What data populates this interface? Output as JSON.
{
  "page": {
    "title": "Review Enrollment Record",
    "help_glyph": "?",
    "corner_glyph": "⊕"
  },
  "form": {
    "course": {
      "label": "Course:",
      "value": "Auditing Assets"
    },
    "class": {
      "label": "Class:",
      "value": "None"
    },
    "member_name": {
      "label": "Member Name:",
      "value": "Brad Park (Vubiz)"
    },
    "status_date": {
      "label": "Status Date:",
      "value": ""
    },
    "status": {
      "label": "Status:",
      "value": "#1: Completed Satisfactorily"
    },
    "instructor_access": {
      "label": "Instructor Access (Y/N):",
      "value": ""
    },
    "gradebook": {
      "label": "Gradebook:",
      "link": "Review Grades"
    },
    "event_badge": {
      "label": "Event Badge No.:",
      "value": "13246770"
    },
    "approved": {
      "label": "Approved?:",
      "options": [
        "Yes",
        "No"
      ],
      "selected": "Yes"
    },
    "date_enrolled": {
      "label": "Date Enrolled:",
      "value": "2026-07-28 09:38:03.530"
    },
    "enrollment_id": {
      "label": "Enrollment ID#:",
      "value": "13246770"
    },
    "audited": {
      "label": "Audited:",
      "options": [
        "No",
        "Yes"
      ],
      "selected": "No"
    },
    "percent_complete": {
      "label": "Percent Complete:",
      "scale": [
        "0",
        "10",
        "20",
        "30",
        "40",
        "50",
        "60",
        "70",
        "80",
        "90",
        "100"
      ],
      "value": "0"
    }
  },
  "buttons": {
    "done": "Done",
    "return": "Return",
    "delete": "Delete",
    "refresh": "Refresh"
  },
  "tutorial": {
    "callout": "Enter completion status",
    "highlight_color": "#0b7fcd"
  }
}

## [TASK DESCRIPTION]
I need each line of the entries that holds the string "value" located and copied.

## [RESPONSE TO THE TASK]
      "value": "Auditing Assets"
      "value": "None"
      "value": "Brad Park (Vubiz)"
      "value": ""
      "value": "#1: Completed Satisfactorily"
      "value": ""
      "value": "13246770"
      "value": "2026-07-28 09:38:03.530"
      "value": "13246770"
      "value": "0"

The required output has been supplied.